This basically sounds wrong to me. If you want accurate information, you'd be better off looking at books rather than videos on youtube. It's a little difficult to tell for sure whether this person is confused or is just not expressing themselves with sufficient precision. Again, that's one of the advantages of written communication: precision.
Full space is needed in GR.
This is already pretty weird. Are these the speaker's actual words, or is this a paraphrase or translation from another language? I don't think any relativist would refer to "full space" in contradistinction to Minkowski space. Even with the context, it isn't clear what this person means here.
However, Minkowski space is sufficient to compute properties of free falling bodies.
This doesn't really make much sense. Unless there's some missing context, they haven't described what they mean by "properties." A single pointlike, neutral, free-falling particle doesn't really have any interesting properties. It has some mass, and it's at rest in its own inertial (free-falling) frame. Check back later -- it still has that mass, and it's still at rest relative to itself.
To make this a nontrivial statement, you would have to have, say, two such particles. And then this statement becomes clearly false. For example, two such particles can follow geodesics that coincide at event A and then coincide again later at event B. That would be impossible in Minkowski space.
SR is sufficient to do frame transformations between [...]
This sounds like the lecturer doesn't understand that frames in GR are local, so, e.g., we can't have a frame that encompasses both a and b from their list. Or they may mean something different, but again it's impossible to tell because they aren't speaking precisely.

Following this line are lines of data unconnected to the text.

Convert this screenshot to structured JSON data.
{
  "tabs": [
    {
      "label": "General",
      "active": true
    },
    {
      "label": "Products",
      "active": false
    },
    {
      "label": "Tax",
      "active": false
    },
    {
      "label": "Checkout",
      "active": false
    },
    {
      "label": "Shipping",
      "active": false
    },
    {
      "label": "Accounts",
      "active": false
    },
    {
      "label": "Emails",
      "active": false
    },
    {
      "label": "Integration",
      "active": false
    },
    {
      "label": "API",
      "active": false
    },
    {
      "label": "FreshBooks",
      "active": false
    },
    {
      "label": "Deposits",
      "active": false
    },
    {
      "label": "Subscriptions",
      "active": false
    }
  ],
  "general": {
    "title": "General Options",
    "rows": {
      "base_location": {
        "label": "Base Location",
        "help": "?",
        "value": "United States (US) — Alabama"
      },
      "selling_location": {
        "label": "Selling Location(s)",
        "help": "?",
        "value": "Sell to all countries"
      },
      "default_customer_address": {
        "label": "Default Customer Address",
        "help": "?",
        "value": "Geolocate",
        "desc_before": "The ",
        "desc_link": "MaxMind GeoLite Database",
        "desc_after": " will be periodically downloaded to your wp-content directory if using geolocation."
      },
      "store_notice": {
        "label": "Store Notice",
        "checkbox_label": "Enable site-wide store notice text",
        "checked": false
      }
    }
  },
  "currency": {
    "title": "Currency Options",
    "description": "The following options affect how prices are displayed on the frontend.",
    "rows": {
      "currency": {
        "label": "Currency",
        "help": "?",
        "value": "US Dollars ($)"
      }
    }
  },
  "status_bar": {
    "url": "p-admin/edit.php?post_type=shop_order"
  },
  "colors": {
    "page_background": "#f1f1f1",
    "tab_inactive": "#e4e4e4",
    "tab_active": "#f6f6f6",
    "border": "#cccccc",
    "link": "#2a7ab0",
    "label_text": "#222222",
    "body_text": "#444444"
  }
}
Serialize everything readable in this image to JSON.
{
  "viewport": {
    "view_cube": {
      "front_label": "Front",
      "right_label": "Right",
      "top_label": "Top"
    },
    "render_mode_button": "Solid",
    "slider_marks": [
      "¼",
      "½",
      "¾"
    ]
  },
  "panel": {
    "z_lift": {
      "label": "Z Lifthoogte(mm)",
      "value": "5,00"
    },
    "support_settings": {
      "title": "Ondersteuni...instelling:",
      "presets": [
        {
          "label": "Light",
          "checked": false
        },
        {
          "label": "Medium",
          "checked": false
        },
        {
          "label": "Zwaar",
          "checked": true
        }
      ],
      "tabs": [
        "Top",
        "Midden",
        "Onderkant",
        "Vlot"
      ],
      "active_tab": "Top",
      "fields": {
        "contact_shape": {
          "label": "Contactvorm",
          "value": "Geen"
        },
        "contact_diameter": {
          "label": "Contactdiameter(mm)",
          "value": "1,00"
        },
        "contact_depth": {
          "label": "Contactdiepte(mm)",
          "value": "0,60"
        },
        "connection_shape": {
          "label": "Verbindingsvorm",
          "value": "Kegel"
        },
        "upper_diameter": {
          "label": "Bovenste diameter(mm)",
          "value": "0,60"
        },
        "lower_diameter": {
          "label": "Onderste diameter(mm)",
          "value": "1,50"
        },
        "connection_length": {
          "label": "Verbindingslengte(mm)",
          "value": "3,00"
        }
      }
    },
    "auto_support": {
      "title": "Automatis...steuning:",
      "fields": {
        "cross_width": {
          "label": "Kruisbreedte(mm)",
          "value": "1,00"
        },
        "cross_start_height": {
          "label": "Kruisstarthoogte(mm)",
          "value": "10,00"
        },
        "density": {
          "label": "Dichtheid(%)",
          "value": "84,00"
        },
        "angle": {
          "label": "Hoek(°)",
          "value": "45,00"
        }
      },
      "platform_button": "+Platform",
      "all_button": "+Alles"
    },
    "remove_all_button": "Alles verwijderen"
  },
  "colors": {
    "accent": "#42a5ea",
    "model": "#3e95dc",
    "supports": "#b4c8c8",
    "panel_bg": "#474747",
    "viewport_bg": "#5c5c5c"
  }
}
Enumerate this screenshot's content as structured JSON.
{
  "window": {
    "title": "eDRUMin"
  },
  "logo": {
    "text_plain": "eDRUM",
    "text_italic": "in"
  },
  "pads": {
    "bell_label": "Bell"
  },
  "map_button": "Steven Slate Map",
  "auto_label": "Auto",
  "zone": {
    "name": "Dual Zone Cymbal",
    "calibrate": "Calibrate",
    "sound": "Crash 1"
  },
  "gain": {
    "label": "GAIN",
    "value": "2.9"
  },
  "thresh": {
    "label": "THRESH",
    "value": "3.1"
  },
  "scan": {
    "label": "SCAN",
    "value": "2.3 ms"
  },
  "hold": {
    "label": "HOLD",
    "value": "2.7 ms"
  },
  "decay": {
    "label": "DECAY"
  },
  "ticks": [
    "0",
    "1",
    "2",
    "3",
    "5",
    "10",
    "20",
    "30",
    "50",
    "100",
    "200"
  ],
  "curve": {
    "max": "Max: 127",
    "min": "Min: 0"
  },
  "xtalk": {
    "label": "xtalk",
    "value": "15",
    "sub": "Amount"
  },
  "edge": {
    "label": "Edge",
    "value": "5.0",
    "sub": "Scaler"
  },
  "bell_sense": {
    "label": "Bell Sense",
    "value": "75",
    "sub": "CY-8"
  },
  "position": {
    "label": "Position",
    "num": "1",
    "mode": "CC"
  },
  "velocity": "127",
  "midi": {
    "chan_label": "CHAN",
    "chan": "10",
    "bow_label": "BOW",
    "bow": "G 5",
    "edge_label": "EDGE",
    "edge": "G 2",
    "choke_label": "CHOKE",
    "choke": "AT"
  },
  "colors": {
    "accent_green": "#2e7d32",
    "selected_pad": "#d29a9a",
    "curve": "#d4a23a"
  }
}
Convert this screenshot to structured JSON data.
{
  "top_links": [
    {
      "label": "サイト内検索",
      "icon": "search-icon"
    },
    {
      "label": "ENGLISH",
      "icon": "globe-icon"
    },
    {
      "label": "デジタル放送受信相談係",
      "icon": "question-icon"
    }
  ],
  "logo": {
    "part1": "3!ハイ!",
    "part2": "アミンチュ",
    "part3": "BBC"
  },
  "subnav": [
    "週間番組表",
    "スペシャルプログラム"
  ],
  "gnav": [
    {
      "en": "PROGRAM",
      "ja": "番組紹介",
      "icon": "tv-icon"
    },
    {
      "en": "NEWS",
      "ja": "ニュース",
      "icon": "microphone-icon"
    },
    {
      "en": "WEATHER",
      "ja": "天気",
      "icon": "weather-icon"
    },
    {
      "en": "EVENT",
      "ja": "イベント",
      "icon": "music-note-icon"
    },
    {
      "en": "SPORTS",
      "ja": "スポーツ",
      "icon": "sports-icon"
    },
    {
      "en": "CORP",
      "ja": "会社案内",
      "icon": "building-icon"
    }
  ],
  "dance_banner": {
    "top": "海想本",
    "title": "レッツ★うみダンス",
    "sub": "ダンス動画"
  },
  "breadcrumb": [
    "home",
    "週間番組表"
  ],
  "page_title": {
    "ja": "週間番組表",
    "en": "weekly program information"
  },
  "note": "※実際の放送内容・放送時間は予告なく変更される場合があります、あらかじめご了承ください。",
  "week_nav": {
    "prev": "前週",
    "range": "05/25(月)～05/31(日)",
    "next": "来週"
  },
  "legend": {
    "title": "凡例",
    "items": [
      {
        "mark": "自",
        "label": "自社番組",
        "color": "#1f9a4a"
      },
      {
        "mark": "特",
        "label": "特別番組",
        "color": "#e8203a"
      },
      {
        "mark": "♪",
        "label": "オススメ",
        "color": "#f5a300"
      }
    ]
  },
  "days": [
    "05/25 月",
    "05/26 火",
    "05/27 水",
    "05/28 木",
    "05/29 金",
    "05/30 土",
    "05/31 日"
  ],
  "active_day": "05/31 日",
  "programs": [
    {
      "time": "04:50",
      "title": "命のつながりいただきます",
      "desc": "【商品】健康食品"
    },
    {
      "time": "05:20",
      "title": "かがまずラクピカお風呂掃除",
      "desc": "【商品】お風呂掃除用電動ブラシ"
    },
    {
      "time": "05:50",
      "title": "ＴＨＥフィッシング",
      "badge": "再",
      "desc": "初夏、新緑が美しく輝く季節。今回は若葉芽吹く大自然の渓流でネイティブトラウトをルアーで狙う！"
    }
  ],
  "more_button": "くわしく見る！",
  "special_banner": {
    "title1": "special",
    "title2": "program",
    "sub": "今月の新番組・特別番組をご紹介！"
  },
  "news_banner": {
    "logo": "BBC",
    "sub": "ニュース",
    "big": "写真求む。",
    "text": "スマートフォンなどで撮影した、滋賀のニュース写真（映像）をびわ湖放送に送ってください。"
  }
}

Related: How do frames of reference work in general relativity, and are they described by coordinate systems?